» TASK STATEMENT:
Reproduce the entries exactly as they appear below.

[Data records for software interfaces]
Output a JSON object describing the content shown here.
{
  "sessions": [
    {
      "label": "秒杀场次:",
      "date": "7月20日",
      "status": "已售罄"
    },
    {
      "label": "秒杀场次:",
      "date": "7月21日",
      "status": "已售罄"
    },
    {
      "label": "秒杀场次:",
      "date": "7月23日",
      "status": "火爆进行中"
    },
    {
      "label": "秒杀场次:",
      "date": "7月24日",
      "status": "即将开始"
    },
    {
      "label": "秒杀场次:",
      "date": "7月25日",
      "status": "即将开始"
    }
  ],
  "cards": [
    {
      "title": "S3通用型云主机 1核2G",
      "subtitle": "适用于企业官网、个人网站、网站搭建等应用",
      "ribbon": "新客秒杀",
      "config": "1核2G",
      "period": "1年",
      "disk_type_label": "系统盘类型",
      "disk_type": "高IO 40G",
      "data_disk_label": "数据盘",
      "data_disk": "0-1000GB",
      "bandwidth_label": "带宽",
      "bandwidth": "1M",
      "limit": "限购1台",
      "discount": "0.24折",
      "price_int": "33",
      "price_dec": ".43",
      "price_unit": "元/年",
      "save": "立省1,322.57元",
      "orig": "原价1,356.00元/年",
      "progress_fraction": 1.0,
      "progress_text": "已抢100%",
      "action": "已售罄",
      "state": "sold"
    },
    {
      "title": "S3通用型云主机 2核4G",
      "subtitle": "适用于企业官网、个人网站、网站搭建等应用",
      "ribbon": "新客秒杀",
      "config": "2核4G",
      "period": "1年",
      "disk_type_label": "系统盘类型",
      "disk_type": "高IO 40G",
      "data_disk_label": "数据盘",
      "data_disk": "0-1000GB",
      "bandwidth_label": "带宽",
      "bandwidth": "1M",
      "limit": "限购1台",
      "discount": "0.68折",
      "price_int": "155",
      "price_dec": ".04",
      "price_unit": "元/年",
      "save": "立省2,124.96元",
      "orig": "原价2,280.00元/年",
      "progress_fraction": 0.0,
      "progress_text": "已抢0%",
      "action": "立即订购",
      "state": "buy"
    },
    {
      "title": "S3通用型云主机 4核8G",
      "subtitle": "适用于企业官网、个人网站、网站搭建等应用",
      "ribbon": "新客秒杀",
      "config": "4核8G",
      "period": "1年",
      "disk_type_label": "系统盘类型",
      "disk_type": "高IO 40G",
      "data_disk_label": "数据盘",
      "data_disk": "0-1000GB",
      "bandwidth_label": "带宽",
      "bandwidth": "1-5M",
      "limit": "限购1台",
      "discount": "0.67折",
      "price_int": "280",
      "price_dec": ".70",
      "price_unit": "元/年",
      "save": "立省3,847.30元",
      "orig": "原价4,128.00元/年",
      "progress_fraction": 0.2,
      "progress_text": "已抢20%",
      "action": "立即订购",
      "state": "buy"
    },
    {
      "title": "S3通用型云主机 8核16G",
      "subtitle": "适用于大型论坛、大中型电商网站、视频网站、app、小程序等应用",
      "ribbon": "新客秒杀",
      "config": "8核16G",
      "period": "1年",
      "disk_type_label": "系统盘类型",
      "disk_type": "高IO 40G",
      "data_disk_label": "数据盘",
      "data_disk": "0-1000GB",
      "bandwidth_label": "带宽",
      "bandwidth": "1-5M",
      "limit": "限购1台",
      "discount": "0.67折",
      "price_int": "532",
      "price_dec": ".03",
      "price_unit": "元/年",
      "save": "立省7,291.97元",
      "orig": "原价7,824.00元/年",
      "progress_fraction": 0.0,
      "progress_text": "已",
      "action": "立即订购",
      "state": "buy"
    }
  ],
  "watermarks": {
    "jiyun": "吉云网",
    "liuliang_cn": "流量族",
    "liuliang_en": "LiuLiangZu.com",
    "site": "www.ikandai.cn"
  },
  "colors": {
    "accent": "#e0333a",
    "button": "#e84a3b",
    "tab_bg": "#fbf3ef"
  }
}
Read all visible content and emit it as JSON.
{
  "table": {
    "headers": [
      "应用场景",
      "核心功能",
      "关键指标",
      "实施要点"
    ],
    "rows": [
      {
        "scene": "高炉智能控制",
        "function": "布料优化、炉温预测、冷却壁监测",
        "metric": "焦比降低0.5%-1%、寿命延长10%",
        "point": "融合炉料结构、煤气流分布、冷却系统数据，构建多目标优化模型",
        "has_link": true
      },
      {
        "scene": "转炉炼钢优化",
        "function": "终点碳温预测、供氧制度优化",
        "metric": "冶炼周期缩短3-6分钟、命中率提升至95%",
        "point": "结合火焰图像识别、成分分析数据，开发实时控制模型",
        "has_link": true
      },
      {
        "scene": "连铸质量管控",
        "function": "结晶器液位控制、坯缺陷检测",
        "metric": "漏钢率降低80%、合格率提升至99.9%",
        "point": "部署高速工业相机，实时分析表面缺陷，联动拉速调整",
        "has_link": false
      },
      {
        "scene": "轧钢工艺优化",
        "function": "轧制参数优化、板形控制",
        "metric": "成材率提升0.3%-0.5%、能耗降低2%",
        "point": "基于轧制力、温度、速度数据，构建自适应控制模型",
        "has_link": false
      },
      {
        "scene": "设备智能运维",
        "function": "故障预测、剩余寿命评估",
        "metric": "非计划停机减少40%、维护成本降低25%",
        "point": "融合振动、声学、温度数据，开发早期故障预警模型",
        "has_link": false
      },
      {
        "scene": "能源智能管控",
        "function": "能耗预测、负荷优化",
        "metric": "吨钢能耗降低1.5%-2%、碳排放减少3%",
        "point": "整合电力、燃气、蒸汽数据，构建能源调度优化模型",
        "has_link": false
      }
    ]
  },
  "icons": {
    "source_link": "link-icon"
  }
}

» SOLUTION TO THE PROBLEM:
Output a JSON object describing the content shown here.
{
  "sessions": [
    {
      "label": "秒杀场次:",
      "date": "7月20日",
      "status": "已售罄"
    },
    {
      "label": "秒杀场次:",
      "date": "7月21日",
      "status": "已售罄"
    },
    {
      "label": "秒杀场次:",
      "date": "7月23日",
      "status": "火爆进行中"
    },
    {
      "label": "秒杀场次:",
      "date": "7月24日",
      "status": "即将开始"
    },
    {
      "label": "秒杀场次:",
      "date": "7月25日",
      "status": "即将开始"
    }
  ],
  "cards": [
    {
      "title": "S3通用型云主机 1核2G",
      "subtitle": "适用于企业官网、个人网站、网站搭建等应用",
      "ribbon": "新客秒杀",
      "config": "1核2G",
      "period": "1年",
      "disk_type_label": "系统盘类型",
      "disk_type": "高IO 40G",
      "data_disk_label": "数据盘",
      "data_disk": "0-1000GB",
      "bandwidth_label": "带宽",
      "bandwidth": "1M",
      "limit": "限购1台",
      "discount": "0.24折",
      "price_int": "33",
      "price_dec": ".43",
      "price_unit": "元/年",
      "save": "立省1,322.57元",
      "orig": "原价1,356.00元/年",
      "progress_fraction": 1.0,
      "progress_text": "已抢100%",
      "action": "已售罄",
      "state": "sold"
    },
    {
      "title": "S3通用型云主机 2核4G",
      "subtitle": "适用于企业官网、个人网站、网站搭建等应用",
      "ribbon": "新客秒杀",
      "config": "2核4G",
      "period": "1年",
      "disk_type_label": "系统盘类型",
      "disk_type": "高IO 40G",
      "data_disk_label": "数据盘",
      "data_disk": "0-1000GB",
      "bandwidth_label": "带宽",
      "bandwidth": "1M",
      "limit": "限购1台",
      "discount": "0.68折",
      "price_int": "155",
      "price_dec": ".04",
      "price_unit": "元/年",
      "save": "立省2,124.96元",
      "orig": "原价2,280.00元/年",
      "progress_fraction": 0.0,
      "progress_text": "已抢0%",
      "action": "立即订购",
      "state": "buy"
    },
    {
      "title": "S3通用型云主机 4核8G",
      "subtitle": "适用于企业官网、个人网站、网站搭建等应用",
      "ribbon": "新客秒杀",
      "config": "4核8G",
      "period": "1年",
      "disk_type_label": "系统盘类型",
      "disk_type": "高IO 40G",
      "data_disk_label": "数据盘",
      "data_disk": "0-1000GB",
      "bandwidth_label": "带宽",
      "bandwidth": "1-5M",
      "limit": "限购1台",
      "discount": "0.67折",
      "price_int": "280",
      "price_dec": ".70",
      "price_unit": "元/年",
      "save": "立省3,847.30元",
      "orig": "原价4,128.00元/年",
      "progress_fraction": 0.2,
      "progress_text": "已抢20%",
      "action": "立即订购",
      "state": "buy"
    },
    {
      "title": "S3通用型云主机 8核16G",
      "subtitle": "适用于大型论坛、大中型电商网站、视频网站、app、小程序等应用",
      "ribbon": "新客秒杀",
      "config": "8核16G",
      "period": "1年",
      "disk_type_label": "系统盘类型",
      "disk_type": "高IO 40G",
      "data_disk_label": "数据盘",
      "data_disk": "0-1000GB",
      "bandwidth_label": "带宽",
      "bandwidth": "1-5M",
      "limit": "限购1台",
      "discount": "0.67折",
      "price_int": "532",
      "price_dec": ".03",
      "price_unit": "元/年",
      "save": "立省7,291.97元",
      "orig": "原价7,824.00元/年",
      "progress_fraction": 0.0,
      "progress_text": "已",
      "action": "立即订购",
      "state": "buy"
    }
  ],
  "watermarks": {
    "jiyun": "吉云网",
    "liuliang_cn": "流量族",
    "liuliang_en": "LiuLiangZu.com",
    "site": "www.ikandai.cn"
  },
  "colors": {
    "accent": "#e0333a",
    "button": "#e84a3b",
    "tab_bg": "#fbf3ef"
  }
}
Read all visible content and emit it as JSON.
{
  "table": {
    "headers": [
      "应用场景",
      "核心功能",
      "关键指标",
      "实施要点"
    ],
    "rows": [
      {
        "scene": "高炉智能控制",
        "function": "布料优化、炉温预测、冷却壁监测",
        "metric": "焦比降低0.5%-1%、寿命延长10%",
        "point": "融合炉料结构、煤气流分布、冷却系统数据，构建多目标优化模型",
        "has_link": true
      },
      {
        "scene": "转炉炼钢优化",
        "function": "终点碳温预测、供氧制度优化",
        "metric": "冶炼周期缩短3-6分钟、命中率提升至95%",
        "point": "结合火焰图像识别、成分分析数据，开发实时控制模型",
        "has_link": true
      },
      {
        "scene": "连铸质量管控",
        "function": "结晶器液位控制、坯缺陷检测",
        "metric": "漏钢率降低80%、合格率提升至99.9%",
        "point": "部署高速工业相机，实时分析表面缺陷，联动拉速调整",
        "has_link": false
      },
      {
        "scene": "轧钢工艺优化",
        "function": "轧制参数优化、板形控制",
        "metric": "成材率提升0.3%-0.5%、能耗降低2%",
        "point": "基于轧制力、温度、速度数据，构建自适应控制模型",
        "has_link": false
      },
      {
        "scene": "设备智能运维",
        "function": "故障预测、剩余寿命评估",
        "metric": "非计划停机减少40%、维护成本降低25%",
        "point": "融合振动、声学、温度数据，开发早期故障预警模型",
        "has_link": false
      },
      {
        "scene": "能源智能管控",
        "function": "能耗预测、负荷优化",
        "metric": "吨钢能耗降低1.5%-2%、碳排放减少3%",
        "point": "整合电力、燃气、蒸汽数据，构建能源调度优化模型",
        "has_link": false
      }
    ]
  },
  "icons": {
    "source_link": "link-icon"
  }
}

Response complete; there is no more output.